WHAT IS EXPECTED: Filter the entries for the string "JSON". Copy each line that has it.

TASK INPUT:
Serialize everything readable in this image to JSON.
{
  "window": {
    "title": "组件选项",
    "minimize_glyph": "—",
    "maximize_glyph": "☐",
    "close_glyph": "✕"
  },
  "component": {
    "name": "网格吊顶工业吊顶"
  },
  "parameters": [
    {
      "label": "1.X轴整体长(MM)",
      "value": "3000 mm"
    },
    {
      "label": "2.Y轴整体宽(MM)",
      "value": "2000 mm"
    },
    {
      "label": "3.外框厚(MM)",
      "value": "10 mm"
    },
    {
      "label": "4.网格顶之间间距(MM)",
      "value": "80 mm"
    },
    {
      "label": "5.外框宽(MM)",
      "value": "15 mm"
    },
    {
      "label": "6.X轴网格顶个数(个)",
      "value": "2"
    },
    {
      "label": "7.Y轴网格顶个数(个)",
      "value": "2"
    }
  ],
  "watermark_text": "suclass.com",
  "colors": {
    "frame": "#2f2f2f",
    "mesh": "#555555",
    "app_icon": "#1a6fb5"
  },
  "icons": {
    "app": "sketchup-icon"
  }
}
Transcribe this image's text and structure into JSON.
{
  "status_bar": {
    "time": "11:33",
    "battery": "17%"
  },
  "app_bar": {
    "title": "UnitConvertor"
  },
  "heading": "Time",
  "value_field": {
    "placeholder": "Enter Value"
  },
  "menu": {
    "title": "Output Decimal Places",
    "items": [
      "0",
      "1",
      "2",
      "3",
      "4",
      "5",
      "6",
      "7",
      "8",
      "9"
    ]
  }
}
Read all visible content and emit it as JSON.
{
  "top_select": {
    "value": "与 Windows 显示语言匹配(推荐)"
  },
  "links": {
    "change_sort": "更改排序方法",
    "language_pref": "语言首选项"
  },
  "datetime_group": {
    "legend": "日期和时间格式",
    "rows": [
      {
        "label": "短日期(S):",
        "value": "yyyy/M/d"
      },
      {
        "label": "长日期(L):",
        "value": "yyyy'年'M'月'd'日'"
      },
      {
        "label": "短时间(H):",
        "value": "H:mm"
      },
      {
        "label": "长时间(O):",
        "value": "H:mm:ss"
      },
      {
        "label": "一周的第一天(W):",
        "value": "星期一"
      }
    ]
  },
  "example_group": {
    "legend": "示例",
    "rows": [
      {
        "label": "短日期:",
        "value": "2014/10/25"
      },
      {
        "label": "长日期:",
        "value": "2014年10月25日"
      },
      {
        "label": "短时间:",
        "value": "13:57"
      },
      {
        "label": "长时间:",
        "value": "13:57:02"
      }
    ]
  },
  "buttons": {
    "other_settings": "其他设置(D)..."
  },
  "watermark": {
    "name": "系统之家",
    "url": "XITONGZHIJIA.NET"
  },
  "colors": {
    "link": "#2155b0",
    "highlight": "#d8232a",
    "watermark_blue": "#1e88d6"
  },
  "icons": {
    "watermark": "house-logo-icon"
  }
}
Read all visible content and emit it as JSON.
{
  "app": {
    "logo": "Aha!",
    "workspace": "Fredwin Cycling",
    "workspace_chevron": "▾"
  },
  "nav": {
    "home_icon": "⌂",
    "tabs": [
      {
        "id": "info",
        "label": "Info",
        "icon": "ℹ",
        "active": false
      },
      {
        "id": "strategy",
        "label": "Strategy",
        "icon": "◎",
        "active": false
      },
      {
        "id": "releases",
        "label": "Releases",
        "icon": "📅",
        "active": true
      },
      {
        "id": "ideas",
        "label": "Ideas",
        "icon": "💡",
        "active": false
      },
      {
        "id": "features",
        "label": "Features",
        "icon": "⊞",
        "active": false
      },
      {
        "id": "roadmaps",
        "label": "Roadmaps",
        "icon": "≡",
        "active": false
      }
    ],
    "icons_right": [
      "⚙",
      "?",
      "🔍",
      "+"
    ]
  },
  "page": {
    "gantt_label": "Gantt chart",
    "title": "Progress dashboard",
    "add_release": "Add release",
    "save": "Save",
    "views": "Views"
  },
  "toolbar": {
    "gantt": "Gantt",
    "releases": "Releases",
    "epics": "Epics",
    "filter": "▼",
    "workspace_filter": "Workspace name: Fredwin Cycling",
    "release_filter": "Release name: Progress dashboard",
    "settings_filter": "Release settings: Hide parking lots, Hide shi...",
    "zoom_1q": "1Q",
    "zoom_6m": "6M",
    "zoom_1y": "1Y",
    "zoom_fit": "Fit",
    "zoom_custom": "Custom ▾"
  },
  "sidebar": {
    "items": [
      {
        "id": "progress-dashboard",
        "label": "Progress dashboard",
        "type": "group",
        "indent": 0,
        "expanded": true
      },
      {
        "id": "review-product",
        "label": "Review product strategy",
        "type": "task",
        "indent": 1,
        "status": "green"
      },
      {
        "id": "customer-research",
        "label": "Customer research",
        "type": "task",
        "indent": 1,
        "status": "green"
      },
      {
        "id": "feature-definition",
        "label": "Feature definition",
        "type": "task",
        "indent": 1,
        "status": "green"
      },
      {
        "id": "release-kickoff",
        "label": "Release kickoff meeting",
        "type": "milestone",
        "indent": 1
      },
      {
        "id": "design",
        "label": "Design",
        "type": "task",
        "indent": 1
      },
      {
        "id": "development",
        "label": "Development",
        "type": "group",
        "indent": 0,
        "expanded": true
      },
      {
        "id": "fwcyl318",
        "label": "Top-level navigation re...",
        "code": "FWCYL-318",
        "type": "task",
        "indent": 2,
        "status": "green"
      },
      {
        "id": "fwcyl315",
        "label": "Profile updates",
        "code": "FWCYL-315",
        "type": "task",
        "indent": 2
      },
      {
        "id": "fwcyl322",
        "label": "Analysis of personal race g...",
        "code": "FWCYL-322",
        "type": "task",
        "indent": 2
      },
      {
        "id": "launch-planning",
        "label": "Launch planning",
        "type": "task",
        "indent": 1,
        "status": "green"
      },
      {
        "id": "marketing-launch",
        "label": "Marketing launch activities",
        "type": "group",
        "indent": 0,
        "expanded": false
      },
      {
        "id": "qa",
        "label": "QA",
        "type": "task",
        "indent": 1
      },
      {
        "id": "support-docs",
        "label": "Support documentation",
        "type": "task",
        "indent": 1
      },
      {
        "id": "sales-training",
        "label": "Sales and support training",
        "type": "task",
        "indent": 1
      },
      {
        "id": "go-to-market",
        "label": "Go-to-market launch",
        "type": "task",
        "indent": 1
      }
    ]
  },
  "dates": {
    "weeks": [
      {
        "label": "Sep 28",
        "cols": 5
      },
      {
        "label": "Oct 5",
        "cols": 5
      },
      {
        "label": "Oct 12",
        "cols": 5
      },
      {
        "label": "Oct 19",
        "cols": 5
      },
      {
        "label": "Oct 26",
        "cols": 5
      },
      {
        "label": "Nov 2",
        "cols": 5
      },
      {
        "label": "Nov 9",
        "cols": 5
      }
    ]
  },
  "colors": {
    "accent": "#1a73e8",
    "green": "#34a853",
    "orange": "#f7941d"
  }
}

OUTPUT FOR THIS TASK:
Serialize everything readable in this image to JSON.
Transcribe this image's text and structure into JSON.
Read all visible content and emit it as JSON.
Read all visible content and emit it as JSON.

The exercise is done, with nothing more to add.